Washington (AFP) – The US Olympic Committee expects to have a new chief executive within weeks and results by summer’s end from an independent investigation into its handling of a gymnastics sex abuse scandal.
USOC chairman Larry Probst and acting chief executive Susanne Lyons updated the status of the situations Friday after a USOC board of directors meeting in Washington, where another hearing before US lawmakers is expected next month in the wake of the Larry Nassar scandal.
“We’re in a period of transition and evolution,” Lyons said. “We’ve had a chance to look in the mirror and see how we should interact” with athletes and national sport governing bodies.
Former USOC chief executive Scott Blackmun resigned in February after growing pressure about his handling of sexual assault allegations against former US gymnastics team doctor Nassar.
Nassar is serving what is likely a life sentence for sexual assault after more than 250 women accused him of sexual abuse perpetrated under the guise of medical treatment, many of them while they were young Olympians.
Many athletes have questioned the USOC for not doing more sooner to protect athlete safety.
Probst said in February at the Pyeongchang Winter Olympics that no personnel changes would be made until a Boston law firm completes its probe into how the USOC responded to athlete allegations of wrongdoing by Nassar.
“We think they are getting closer to the end of that investigation but we don’t have a specific time frame,” Probst said. “We are thinking it will be before the end of the summer.”
The USOC has spend nearly four months searching for a new leader, seeking an inspirational leader with strong communication skills to guide the organization into the future with a new emphasis on athlete safety.
“We are making progress as we go through this process,” Probst said. “We hope to have this wrapped up in a couple of weeks, maybe less.”
USOC officials met with US Senators Richard Blumenthal, Jerry Moran and Jeanne Snaheen on their visit to the US capital, the lawmakers having conducted a hearing on the Nassar scandal last month with another expected in mid to late July.
“The tone of the meetings was forward looking and productive,” Lyons said. “They were interested in what progress we have made.

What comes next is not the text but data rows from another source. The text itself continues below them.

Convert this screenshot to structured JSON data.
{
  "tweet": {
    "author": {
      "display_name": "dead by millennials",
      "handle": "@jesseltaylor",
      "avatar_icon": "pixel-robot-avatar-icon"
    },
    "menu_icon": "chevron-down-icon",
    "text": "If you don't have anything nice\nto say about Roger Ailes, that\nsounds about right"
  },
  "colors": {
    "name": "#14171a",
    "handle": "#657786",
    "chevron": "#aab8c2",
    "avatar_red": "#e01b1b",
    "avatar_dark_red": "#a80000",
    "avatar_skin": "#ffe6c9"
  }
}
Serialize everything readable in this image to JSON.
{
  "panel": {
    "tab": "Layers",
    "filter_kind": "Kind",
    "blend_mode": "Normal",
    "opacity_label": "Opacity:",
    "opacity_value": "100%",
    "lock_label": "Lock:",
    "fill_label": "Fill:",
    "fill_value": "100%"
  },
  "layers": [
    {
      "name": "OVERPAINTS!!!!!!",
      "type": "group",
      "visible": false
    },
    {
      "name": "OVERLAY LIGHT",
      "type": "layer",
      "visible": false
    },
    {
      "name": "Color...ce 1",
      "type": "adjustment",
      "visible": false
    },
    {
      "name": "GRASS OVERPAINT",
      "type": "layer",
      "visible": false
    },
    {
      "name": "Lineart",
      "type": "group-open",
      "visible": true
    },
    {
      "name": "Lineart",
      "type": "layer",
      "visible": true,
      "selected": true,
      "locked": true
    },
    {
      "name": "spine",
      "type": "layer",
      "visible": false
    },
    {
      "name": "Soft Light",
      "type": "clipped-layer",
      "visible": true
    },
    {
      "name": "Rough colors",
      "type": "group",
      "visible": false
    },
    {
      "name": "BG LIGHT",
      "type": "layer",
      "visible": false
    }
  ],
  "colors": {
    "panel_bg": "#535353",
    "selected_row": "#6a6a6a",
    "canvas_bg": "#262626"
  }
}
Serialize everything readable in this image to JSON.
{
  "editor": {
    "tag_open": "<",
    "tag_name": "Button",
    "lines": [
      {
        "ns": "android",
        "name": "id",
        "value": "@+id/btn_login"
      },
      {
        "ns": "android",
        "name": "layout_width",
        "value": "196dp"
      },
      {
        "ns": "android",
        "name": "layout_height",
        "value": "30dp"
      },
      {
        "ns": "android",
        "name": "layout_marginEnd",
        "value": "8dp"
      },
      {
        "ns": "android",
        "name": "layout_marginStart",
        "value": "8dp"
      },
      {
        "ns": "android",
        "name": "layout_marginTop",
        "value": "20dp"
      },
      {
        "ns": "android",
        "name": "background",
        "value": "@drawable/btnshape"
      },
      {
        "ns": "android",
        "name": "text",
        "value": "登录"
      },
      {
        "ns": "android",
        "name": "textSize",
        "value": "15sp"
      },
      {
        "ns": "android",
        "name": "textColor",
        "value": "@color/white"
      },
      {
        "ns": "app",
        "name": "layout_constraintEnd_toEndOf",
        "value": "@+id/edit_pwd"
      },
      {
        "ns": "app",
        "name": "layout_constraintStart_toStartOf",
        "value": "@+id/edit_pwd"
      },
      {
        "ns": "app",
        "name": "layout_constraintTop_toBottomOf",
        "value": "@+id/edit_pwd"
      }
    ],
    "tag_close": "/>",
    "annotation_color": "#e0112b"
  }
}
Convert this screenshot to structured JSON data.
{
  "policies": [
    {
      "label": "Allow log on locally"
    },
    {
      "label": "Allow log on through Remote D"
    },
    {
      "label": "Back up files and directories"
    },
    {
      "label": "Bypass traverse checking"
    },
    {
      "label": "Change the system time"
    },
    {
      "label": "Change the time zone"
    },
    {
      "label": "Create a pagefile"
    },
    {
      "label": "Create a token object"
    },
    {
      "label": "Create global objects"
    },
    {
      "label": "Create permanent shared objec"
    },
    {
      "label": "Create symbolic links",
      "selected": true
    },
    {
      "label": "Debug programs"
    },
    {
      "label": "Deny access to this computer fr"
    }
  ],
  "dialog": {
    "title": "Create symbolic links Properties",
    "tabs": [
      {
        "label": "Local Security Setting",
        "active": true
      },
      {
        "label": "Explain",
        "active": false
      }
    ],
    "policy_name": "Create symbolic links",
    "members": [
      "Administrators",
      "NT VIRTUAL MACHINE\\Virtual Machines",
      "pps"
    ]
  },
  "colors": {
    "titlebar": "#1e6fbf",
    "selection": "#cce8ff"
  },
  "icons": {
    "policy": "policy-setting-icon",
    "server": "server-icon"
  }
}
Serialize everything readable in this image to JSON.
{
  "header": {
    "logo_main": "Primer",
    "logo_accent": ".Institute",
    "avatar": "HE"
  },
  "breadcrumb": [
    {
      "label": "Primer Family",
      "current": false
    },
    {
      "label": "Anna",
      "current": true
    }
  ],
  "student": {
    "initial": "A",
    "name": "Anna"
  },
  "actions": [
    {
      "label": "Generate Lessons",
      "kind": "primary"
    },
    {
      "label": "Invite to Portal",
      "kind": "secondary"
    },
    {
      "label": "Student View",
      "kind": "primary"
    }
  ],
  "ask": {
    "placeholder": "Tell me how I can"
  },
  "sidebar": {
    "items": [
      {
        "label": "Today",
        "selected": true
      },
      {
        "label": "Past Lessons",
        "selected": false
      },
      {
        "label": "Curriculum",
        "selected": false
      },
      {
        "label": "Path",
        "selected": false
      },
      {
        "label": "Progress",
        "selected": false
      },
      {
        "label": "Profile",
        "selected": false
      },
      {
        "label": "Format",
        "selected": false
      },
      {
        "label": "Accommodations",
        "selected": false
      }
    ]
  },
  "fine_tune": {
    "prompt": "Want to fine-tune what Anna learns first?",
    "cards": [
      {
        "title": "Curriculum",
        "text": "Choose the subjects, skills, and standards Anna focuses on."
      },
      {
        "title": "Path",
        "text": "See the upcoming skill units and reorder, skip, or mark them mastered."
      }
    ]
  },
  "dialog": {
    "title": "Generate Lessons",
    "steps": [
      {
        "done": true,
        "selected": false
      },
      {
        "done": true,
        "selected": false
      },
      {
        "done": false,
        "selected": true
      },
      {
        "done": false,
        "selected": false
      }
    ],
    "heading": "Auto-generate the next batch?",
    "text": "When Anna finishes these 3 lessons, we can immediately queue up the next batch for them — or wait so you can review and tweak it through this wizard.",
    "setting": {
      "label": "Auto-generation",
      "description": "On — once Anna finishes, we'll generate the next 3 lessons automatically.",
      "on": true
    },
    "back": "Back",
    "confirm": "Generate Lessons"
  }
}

The tone was more on a constructive path to let’s make athletes safer in the future.”
While USA Gymnastics has adopted or is in the process of adopting 82 percent of recommended changes from an independent panel analysis in the wake of the scandal, the need for a long-term culture change within the governing body remains vital, Lyons said.
“The culture change is probably going to be the longest and hardest,” Lyons said. “We’ve discussed with them a culture of speaking up, not a culture of retribution.”